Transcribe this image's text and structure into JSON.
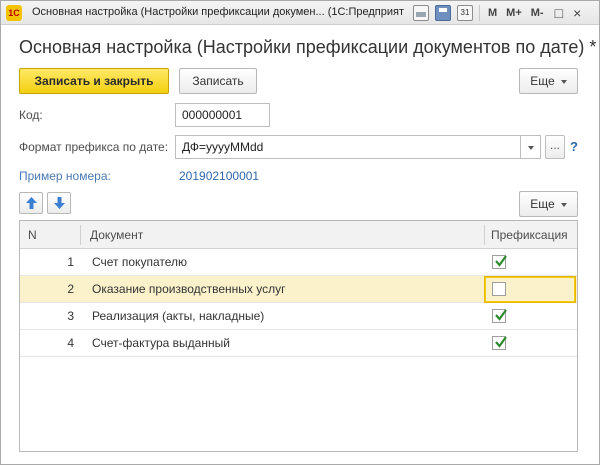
{
  "window": {
    "logo": "1С",
    "title": "Основная настройка (Настройки префиксации докумен...   (1С:Предприятие)",
    "m1": "M",
    "m2": "M+",
    "m3": "M-",
    "calendar_day": "31",
    "restore_glyph": "□",
    "close_glyph": "×"
  },
  "form": {
    "title": "Основная настройка (Настройки префиксации документов по дате) *"
  },
  "toolbar": {
    "save_close_label": "Записать и закрыть",
    "save_label": "Записать",
    "more_label": "Еще"
  },
  "fields": {
    "code_label": "Код:",
    "code_value": "000000001",
    "format_label": "Формат префикса по дате:",
    "format_value": "ДФ=yyyyMMdd",
    "format_dots": "...",
    "help_mark": "?",
    "example_label": "Пример номера:",
    "example_value": "201902100001"
  },
  "table": {
    "more_label": "Еще",
    "columns": {
      "n": "N",
      "document": "Документ",
      "prefix": "Префиксация"
    },
    "rows": [
      {
        "n": "1",
        "document": "Счет покупателю",
        "checked": true
      },
      {
        "n": "2",
        "document": "Оказание производственных услуг",
        "checked": false
      },
      {
        "n": "3",
        "document": "Реализация (акты, накладные)",
        "checked": true
      },
      {
        "n": "4",
        "document": "Счет-фактура выданный",
        "checked": true
      }
    ]
  },
  "colors": {
    "accent_yellow": "#f3cf10",
    "selected_row": "#fbf2cc",
    "link_blue": "#2f67a8",
    "check_green": "#2e8b2e"
  }
}
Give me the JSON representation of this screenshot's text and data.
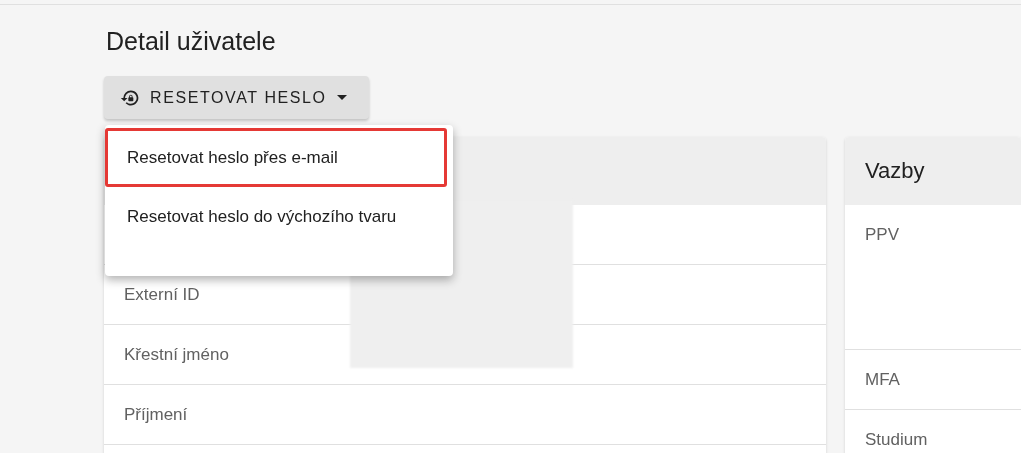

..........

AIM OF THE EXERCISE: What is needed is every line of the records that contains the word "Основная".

EXPECTED ANSWER:
    "title": "Основная настройка (Настройки префиксации докумен...   (1С:Предприятие)",
    "title": "Основная настройка (Настройки префиксации документов по дате) *"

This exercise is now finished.